Fol Chen + Baths – Mercury Lounge – August 3rd
It’s kind of odd to go to an indoor show that starts when the sun is still up, but the Mercury Lounge’s back room makes you lose your sense of time. The opener of the early show was the one-man electro-pop act Baths, which is the project of 21-year-old Will Wiesenfeld. “Hi. Whoa! Sorry to scare you!” Wiesenfeld said as his voice suddenly broke through the soft chatter. “Hi New York. It’s very sweaty here. I’m not used to it, but it’s cool… I’m going to start playing music.”
Will Wiesenfeld of Baths (Photo Philip van Hirtum)
Baths consists of a laptop, a mixer, and vocals. Wiesenfeld projects the kind of lovable (but somewhat awkward) intensity you might expect from the ‘hero’ of a Judd Apatow movie. Though his work required him to be at arms length from the mass of knobs, dials, and buttons, he didn’t let that stop him from some serious upper body dancing, and his energy was contagious.
After playing a handful of songs, Wiesenfeld began to talk over the concluding notes of a song. “This is going…” He stopped, and switched off the reverb. “This is going to be my last song. Stay tuned. Fol Chen is next… Oh!” he exclaimed, momentarily switching off his music. “And I’m Baths. B-A-T-H-S,” he said excitedly, almost as an after thought.
When Fol Chen singer/guitarist Samuel Bing walked on stage in his bright red shirt and pants combo, the crowd snickered a little. But when the remaining four members of Fol Chen joined him – each wearing the same outfit (save Sinosa Loa, the sole female member who wore black tights to match the shiny black buttons of her red shirt), the reaction changed to something akin to amusement. “Matching outfits? Yes!” said one audience member toward the front of the room. Maybe I was just influenced by the White Stripes-like aesthetics, but the instrumental interludes seemed reminiscent of a tasteful soundtrack to an old sci-fi movie – playful, but definitely eerie as well.
- Fol Chen, wearing different matching outfits (Photo Bruno Lestrade)
In the studio, a significant portion of Fol Chen’s music consists of samples, but their music translates well to a live setting. Their sheer weirdness mixes irresistibly with their alluring vocals, irrepressible beats, and 80s-tinged keyboard riffs. The frenzied drumming propelled the music and threatened to transform Fol Chen into a hypnotic martian marching band of sorts. (The brief addition of a trumpet for one of their songs only reinforced the image.) Everyone but the drummer – who was working up a real sweat – contributed backing vocals, but even he approached the mic for one song near the end of the set. Fol Chen was also joined on stage by vocalist Kárin Tatoyan whose cover of “In Ruins” appears on the band’s EP by the same name.

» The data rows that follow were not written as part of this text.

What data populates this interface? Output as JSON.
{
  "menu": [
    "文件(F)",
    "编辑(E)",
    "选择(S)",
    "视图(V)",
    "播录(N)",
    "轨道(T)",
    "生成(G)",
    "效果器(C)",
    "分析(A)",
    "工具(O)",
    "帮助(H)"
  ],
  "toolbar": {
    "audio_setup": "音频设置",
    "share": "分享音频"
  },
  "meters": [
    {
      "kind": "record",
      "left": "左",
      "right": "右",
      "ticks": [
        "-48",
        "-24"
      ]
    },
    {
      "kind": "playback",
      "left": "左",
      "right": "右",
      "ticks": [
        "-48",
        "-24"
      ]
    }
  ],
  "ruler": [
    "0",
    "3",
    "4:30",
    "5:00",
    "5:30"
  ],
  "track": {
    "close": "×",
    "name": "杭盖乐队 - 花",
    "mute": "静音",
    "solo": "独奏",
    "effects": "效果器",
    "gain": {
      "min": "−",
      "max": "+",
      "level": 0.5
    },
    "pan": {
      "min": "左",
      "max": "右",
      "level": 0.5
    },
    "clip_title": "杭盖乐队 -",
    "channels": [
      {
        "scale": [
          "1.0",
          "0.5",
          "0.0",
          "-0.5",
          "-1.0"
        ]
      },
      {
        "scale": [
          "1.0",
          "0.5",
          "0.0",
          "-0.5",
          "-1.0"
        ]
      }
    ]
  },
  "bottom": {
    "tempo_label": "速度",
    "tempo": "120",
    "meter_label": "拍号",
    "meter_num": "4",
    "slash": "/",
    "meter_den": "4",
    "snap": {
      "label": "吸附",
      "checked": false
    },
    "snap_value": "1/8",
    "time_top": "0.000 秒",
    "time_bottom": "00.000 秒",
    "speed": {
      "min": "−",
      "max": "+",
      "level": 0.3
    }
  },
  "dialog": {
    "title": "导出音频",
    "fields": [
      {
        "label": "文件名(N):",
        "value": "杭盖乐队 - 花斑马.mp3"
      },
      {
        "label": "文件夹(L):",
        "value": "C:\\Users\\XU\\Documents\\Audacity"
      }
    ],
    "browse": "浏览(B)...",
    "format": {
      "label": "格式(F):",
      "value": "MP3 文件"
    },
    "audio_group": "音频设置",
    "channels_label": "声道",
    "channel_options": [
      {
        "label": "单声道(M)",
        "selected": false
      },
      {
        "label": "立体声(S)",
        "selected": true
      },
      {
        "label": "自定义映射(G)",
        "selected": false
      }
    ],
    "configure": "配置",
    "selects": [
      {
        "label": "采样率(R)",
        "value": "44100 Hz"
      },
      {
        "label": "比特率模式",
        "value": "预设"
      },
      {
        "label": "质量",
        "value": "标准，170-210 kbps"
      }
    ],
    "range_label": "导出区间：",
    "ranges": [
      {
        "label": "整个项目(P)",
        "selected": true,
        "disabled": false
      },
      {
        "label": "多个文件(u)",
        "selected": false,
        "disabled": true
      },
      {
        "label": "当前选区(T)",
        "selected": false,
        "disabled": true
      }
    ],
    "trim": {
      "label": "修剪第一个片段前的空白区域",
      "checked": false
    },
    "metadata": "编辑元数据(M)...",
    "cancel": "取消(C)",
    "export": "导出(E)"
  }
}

During the song “The Idiot,” back-up singer (and recent New York-transplant) Patrick-Ian sang, “Everyone here thinks it’s a joke,” which seemed to be an interesting tag line for the evening given the borderline cult-like and somewhat ridiculous matching outfits, but joke or no joke, their music is worth a listen.